## Task brief
The string "JSON" appears in some lines of the data. Report how many, with no other words.

## Material for this task

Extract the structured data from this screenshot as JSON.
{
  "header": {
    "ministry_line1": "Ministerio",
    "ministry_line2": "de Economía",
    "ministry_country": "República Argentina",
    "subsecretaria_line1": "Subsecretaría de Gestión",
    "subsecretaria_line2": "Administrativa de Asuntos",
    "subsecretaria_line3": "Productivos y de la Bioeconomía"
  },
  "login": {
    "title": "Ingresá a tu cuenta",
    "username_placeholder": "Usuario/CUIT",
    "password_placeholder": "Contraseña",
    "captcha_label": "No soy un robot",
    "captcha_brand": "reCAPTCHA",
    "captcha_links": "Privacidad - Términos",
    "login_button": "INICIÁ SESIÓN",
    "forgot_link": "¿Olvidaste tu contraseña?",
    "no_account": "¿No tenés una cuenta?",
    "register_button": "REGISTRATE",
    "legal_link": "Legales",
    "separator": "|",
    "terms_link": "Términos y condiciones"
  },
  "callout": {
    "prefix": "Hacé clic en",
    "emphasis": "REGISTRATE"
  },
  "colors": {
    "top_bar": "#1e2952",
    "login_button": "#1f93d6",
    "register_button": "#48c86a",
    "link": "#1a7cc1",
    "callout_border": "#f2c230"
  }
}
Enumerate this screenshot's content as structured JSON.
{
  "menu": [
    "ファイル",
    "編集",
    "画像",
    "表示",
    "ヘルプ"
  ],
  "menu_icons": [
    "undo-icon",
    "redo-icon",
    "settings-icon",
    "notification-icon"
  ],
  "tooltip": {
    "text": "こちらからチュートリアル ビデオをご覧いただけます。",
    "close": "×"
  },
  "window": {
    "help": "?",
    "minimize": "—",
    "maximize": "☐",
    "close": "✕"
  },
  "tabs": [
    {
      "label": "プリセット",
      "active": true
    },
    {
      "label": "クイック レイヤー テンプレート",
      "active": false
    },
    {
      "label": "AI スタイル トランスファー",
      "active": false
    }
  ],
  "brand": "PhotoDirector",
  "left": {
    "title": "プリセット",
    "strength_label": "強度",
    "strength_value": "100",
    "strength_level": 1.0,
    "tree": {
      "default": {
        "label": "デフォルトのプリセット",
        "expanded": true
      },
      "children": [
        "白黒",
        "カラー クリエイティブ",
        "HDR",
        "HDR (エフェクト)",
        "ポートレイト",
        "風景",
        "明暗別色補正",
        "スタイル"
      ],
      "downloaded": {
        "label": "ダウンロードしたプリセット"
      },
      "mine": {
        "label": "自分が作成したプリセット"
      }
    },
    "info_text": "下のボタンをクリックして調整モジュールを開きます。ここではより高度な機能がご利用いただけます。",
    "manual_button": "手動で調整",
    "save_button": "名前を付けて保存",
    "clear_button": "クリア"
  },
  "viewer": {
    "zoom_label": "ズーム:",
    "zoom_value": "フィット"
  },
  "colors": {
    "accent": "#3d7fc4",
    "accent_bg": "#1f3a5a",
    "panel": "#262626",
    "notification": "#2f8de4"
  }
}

## Solution below
2